__Work instructions__. Please return every line below that contains the string "JSON".

__Study material__.
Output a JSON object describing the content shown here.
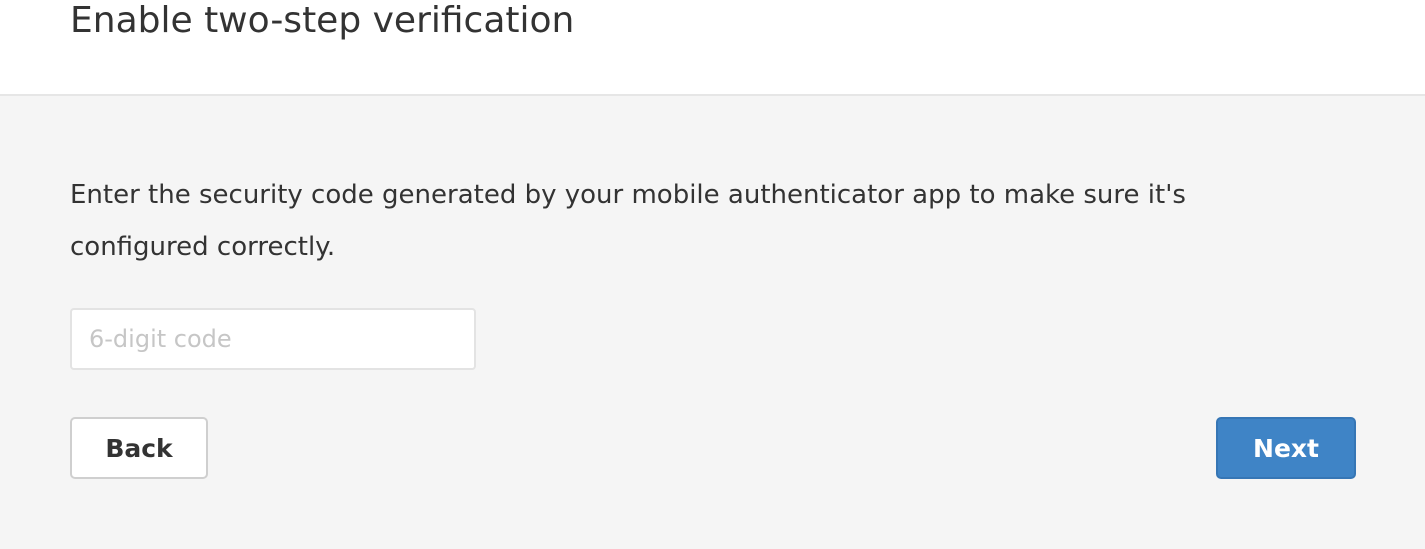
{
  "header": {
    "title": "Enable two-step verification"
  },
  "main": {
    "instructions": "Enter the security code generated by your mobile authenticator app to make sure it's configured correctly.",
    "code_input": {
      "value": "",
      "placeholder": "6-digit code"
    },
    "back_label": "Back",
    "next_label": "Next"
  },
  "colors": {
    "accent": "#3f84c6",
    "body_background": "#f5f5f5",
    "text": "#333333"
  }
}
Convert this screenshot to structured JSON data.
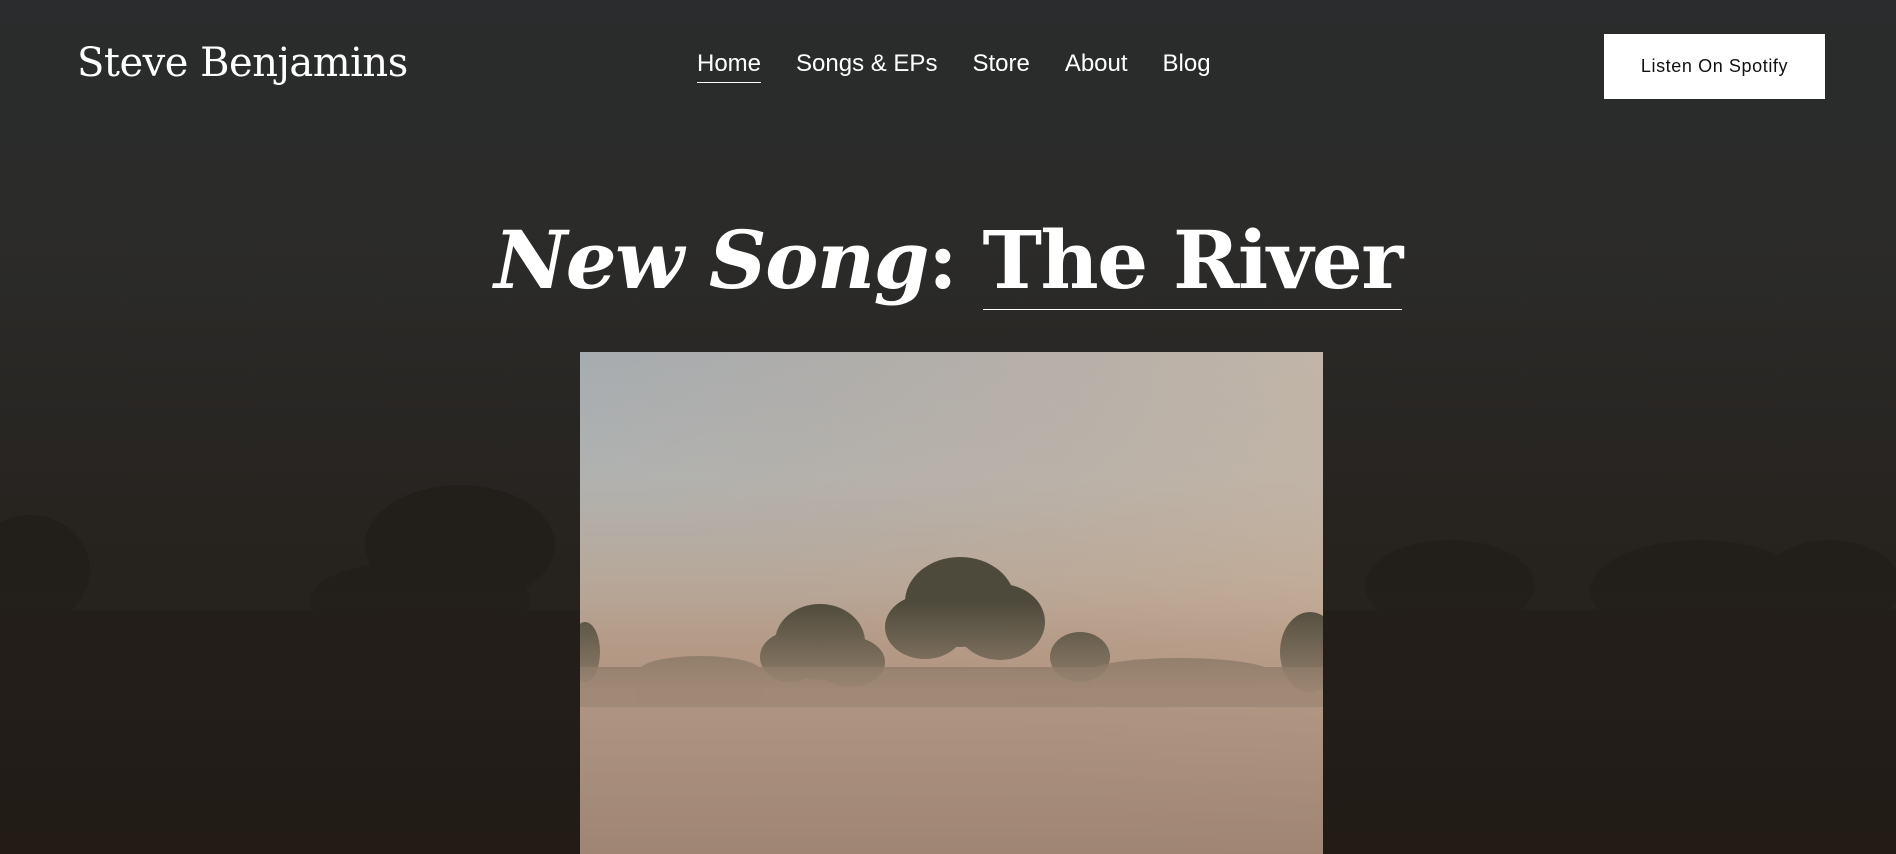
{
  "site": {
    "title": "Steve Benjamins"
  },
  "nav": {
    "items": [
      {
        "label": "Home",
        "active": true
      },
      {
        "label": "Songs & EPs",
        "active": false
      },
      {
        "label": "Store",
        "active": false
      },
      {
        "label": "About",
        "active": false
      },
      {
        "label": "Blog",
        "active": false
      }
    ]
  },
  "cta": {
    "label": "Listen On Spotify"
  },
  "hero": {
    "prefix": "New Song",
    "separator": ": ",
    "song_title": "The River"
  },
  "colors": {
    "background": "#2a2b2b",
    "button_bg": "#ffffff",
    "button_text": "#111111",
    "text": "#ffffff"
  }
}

__Solution for this exercise__.
Output a JSON object describing the content shown here.
Convert this screenshot to structured JSON data.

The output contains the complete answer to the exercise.